_DATA_.
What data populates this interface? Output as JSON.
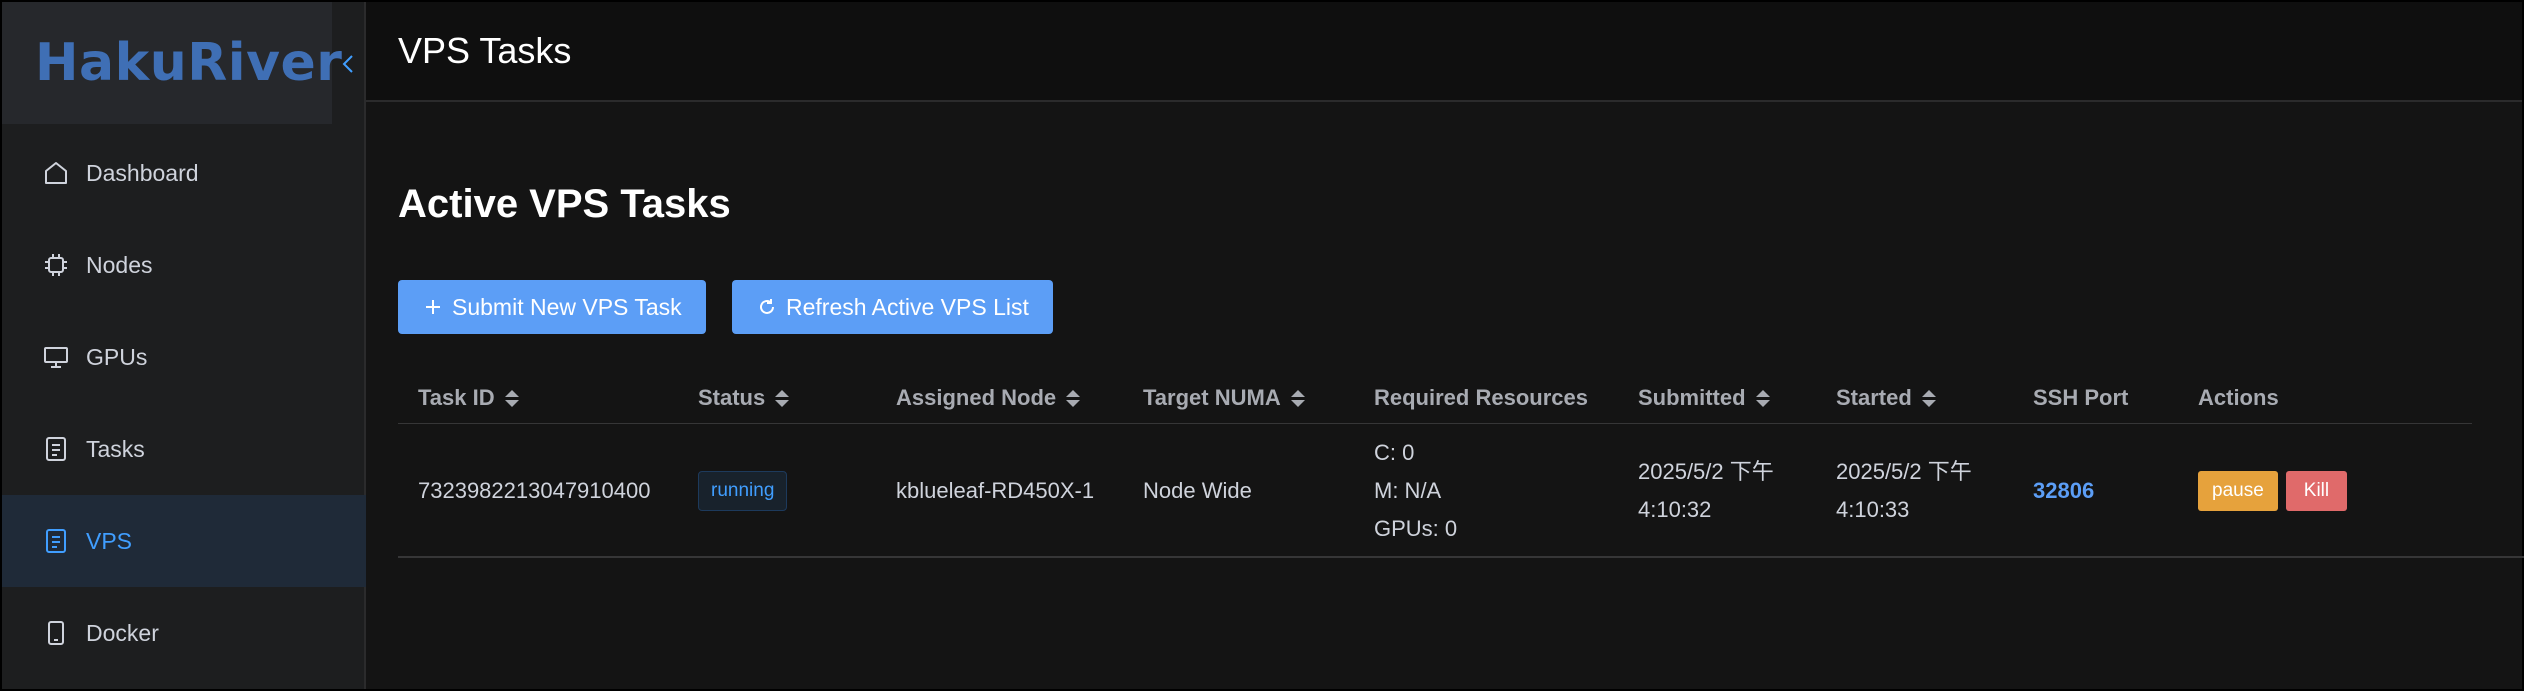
{
  "app": {
    "logo": "HakuRiver",
    "page_title": "VPS Tasks"
  },
  "sidebar": {
    "items": [
      {
        "label": "Dashboard",
        "icon": "home-icon",
        "active": false
      },
      {
        "label": "Nodes",
        "icon": "chip-icon",
        "active": false
      },
      {
        "label": "GPUs",
        "icon": "monitor-icon",
        "active": false
      },
      {
        "label": "Tasks",
        "icon": "document-icon",
        "active": false
      },
      {
        "label": "VPS",
        "icon": "document-icon",
        "active": true
      },
      {
        "label": "Docker",
        "icon": "tablet-icon",
        "active": false
      }
    ]
  },
  "main": {
    "section_title": "Active VPS Tasks",
    "submit_button": "Submit New VPS Task",
    "refresh_button": "Refresh Active VPS List",
    "table": {
      "columns": [
        "Task ID",
        "Status",
        "Assigned Node",
        "Target NUMA",
        "Required Resources",
        "Submitted",
        "Started",
        "SSH Port",
        "Actions"
      ],
      "rows": [
        {
          "task_id": "7323982213047910400",
          "status": "running",
          "assigned_node": "kblueleaf-RD450X-1",
          "target_numa": "Node Wide",
          "res_c": "C: 0",
          "res_m": "M: N/A",
          "res_gpus": "GPUs: 0",
          "submitted_date": "2025/5/2 下午",
          "submitted_time": "4:10:32",
          "started_date": "2025/5/2 下午",
          "started_time": "4:10:33",
          "ssh_port": "32806",
          "pause_label": "pause",
          "kill_label": "Kill"
        }
      ]
    }
  },
  "colors": {
    "accent": "#409eff",
    "button": "#5c9ef6",
    "pause": "#e6a23c",
    "kill": "#e06a6a",
    "logo": "#3f6fb5"
  }
}
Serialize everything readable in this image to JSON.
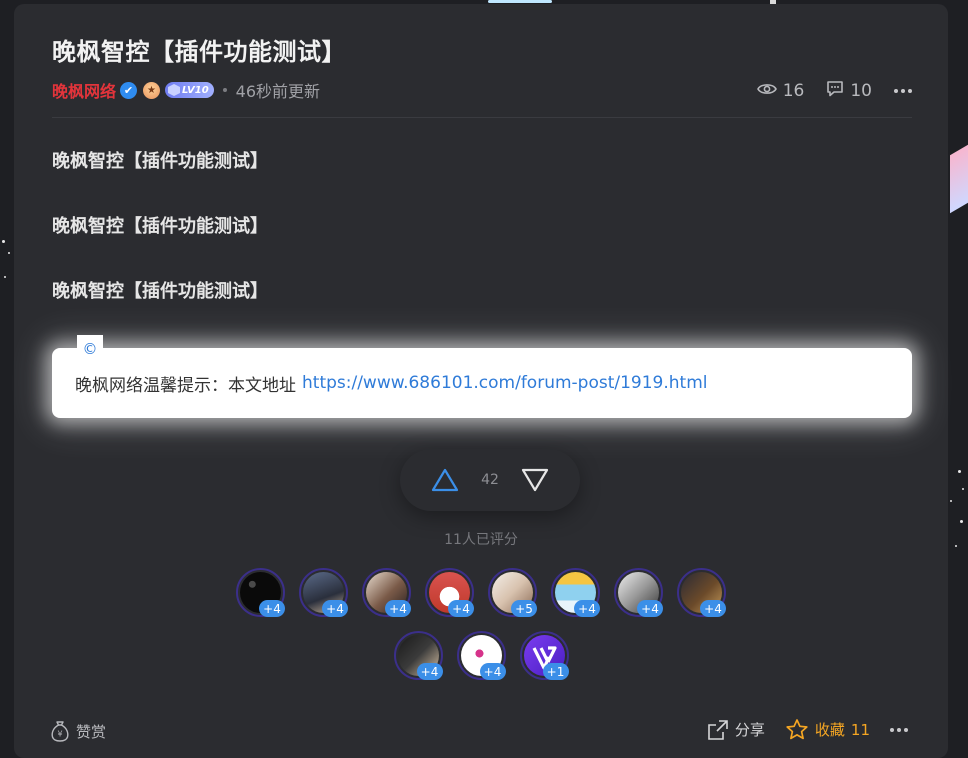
{
  "post": {
    "title": "晚枫智控【插件功能测试】",
    "author": "晚枫网络",
    "verified_icon": "✔",
    "level_label": "LV10",
    "updated": "46秒前更新",
    "views": "16",
    "comments": "10"
  },
  "content": {
    "paragraphs": [
      "晚枫智控【插件功能测试】",
      "晚枫智控【插件功能测试】",
      "晚枫智控【插件功能测试】"
    ]
  },
  "notice": {
    "badge": "©",
    "text": "晚枫网络温馨提示：本文地址",
    "link": "https://www.686101.com/forum-post/1919.html"
  },
  "vote": {
    "count": "42",
    "rated_text": "11人已评分"
  },
  "raters": [
    {
      "plus": "+4"
    },
    {
      "plus": "+4"
    },
    {
      "plus": "+4"
    },
    {
      "plus": "+4"
    },
    {
      "plus": "+5"
    },
    {
      "plus": "+4"
    },
    {
      "plus": "+4"
    },
    {
      "plus": "+4"
    },
    {
      "plus": "+4"
    },
    {
      "plus": "+4"
    },
    {
      "plus": "+1"
    }
  ],
  "footer": {
    "reward": "赞赏",
    "share": "分享",
    "favorite": "收藏",
    "favorite_count": "11"
  },
  "colors": {
    "author": "#e3343b",
    "link": "#2f7bd8",
    "accent_blue": "#3b8fe8",
    "favorite": "#f5a623",
    "card_bg": "#2b2c30"
  },
  "icons": {
    "views": "eye-icon",
    "comments": "comment-icon",
    "more": "more-dots-icon",
    "upvote": "triangle-up-icon",
    "downvote": "triangle-down-icon",
    "reward": "money-bag-icon",
    "share": "share-icon",
    "favorite": "star-icon"
  }
}
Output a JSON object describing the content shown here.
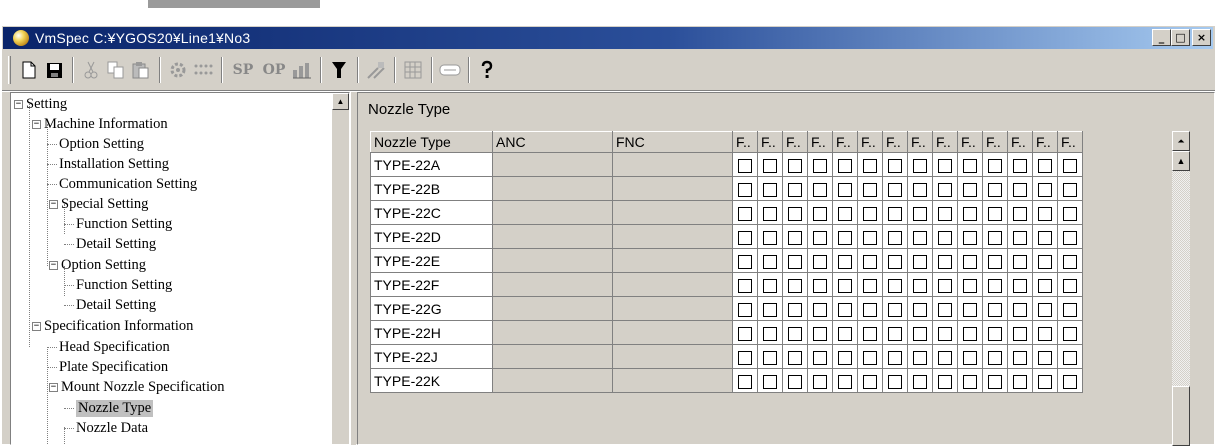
{
  "window": {
    "title": "VmSpec C:¥YGOS20¥Line1¥No3",
    "minimize": "_",
    "maximize": "□",
    "close": "×"
  },
  "toolbar": {
    "icons": [
      "new-file-icon",
      "save-icon",
      "cut-icon",
      "copy-icon",
      "paste-icon",
      "gear-icon",
      "dots-icon",
      "sp-text",
      "op-text",
      "chart-icon",
      "filter-icon",
      "tools-icon",
      "grid-icon",
      "tag-icon",
      "help-icon"
    ],
    "sp_label": "SP",
    "op_label": "OP"
  },
  "tree": {
    "items": [
      {
        "label": "Setting",
        "expander": "−"
      },
      {
        "label": "Machine Information",
        "expander": "−"
      },
      {
        "label": "Option Setting"
      },
      {
        "label": "Installation Setting"
      },
      {
        "label": "Communication Setting"
      },
      {
        "label": "Special Setting",
        "expander": "−"
      },
      {
        "label": "Function Setting"
      },
      {
        "label": "Detail Setting"
      },
      {
        "label": "Option Setting",
        "expander": "−"
      },
      {
        "label": "Function Setting"
      },
      {
        "label": "Detail Setting"
      },
      {
        "label": "Specification Information",
        "expander": "−"
      },
      {
        "label": "Head Specification"
      },
      {
        "label": "Plate Specification"
      },
      {
        "label": "Mount Nozzle Specification",
        "expander": "−"
      },
      {
        "label": "Nozzle Type",
        "selected": true
      },
      {
        "label": "Nozzle Data"
      }
    ]
  },
  "panel": {
    "title": "Nozzle Type",
    "columns": [
      "Nozzle Type",
      "ANC",
      "FNC",
      "F..",
      "F..",
      "F..",
      "F..",
      "F..",
      "F..",
      "F..",
      "F..",
      "F..",
      "F..",
      "F..",
      "F..",
      "F..",
      "F.."
    ],
    "rows": [
      {
        "type": "TYPE-22A"
      },
      {
        "type": "TYPE-22B"
      },
      {
        "type": "TYPE-22C"
      },
      {
        "type": "TYPE-22D"
      },
      {
        "type": "TYPE-22E"
      },
      {
        "type": "TYPE-22F"
      },
      {
        "type": "TYPE-22G"
      },
      {
        "type": "TYPE-22H"
      },
      {
        "type": "TYPE-22J"
      },
      {
        "type": "TYPE-22K"
      }
    ]
  }
}
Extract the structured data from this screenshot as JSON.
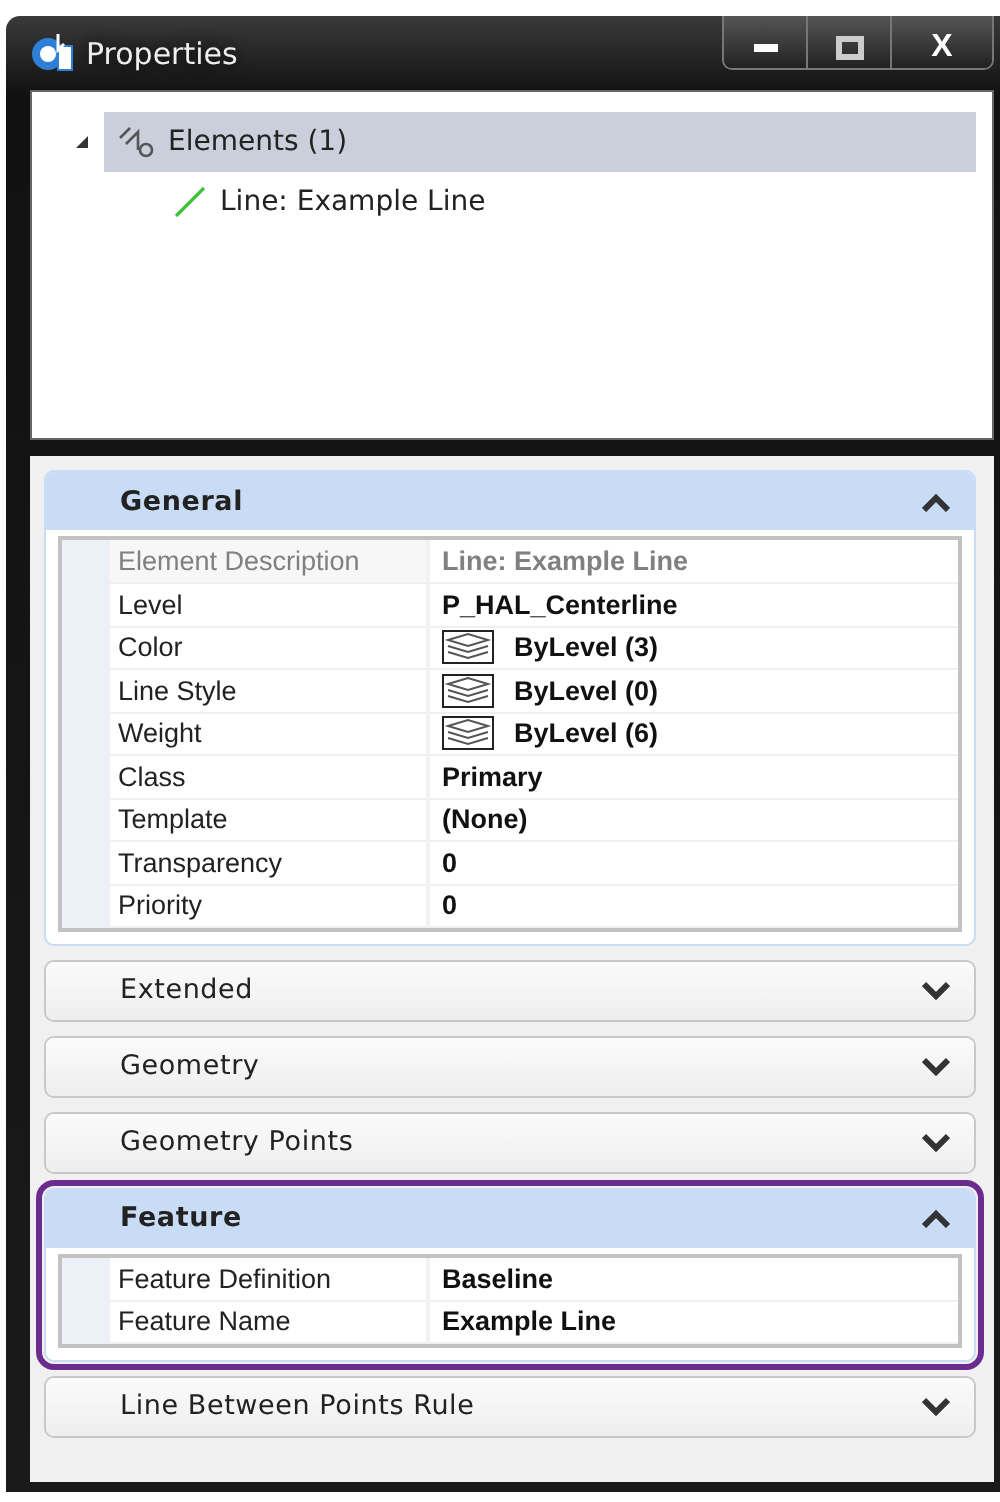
{
  "window": {
    "title": "Properties",
    "buttons": [
      {
        "kind": "minimize"
      },
      {
        "kind": "maximize"
      },
      {
        "kind": "close",
        "label": "X"
      }
    ]
  },
  "tree": [
    {
      "label": "Elements (1)",
      "selected": true,
      "expanded": true,
      "children": [
        {
          "label": "Line: Example Line",
          "selected": false
        }
      ]
    }
  ],
  "sections": [
    {
      "title": "General",
      "expanded": true,
      "highlighted": false,
      "rows": [
        {
          "label": "Element Description",
          "value": "Line: Example Line",
          "disabled": true,
          "kind": "text"
        },
        {
          "label": "Level",
          "value": "P_HAL_Centerline",
          "disabled": false,
          "kind": "text"
        },
        {
          "label": "Color",
          "value": "ByLevel (3)",
          "disabled": false,
          "kind": "swatch"
        },
        {
          "label": "Line Style",
          "value": "ByLevel (0)",
          "disabled": false,
          "kind": "swatch"
        },
        {
          "label": "Weight",
          "value": "ByLevel (6)",
          "disabled": false,
          "kind": "swatch"
        },
        {
          "label": "Class",
          "value": "Primary",
          "disabled": false,
          "kind": "text"
        },
        {
          "label": "Template",
          "value": "(None)",
          "disabled": false,
          "kind": "text"
        },
        {
          "label": "Transparency",
          "value": "0",
          "disabled": false,
          "kind": "text"
        },
        {
          "label": "Priority",
          "value": "0",
          "disabled": false,
          "kind": "text"
        }
      ]
    },
    {
      "title": "Extended",
      "expanded": false,
      "highlighted": false
    },
    {
      "title": "Geometry",
      "expanded": false,
      "highlighted": false
    },
    {
      "title": "Geometry Points",
      "expanded": false,
      "highlighted": false
    },
    {
      "title": "Feature",
      "expanded": true,
      "highlighted": true,
      "rows": [
        {
          "label": "Feature Definition",
          "value": "Baseline",
          "disabled": false,
          "kind": "text"
        },
        {
          "label": "Feature Name",
          "value": "Example Line",
          "disabled": false,
          "kind": "text"
        }
      ]
    },
    {
      "title": "Line Between Points Rule",
      "expanded": false,
      "highlighted": false
    }
  ]
}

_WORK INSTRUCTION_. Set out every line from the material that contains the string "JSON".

_ANSWER SPACE_.
What data populates this interface? Output as JSON.
Serialize everything readable in this image to JSON.
Output a JSON object describing the content shown here.
Extract the structured data from this screenshot as JSON.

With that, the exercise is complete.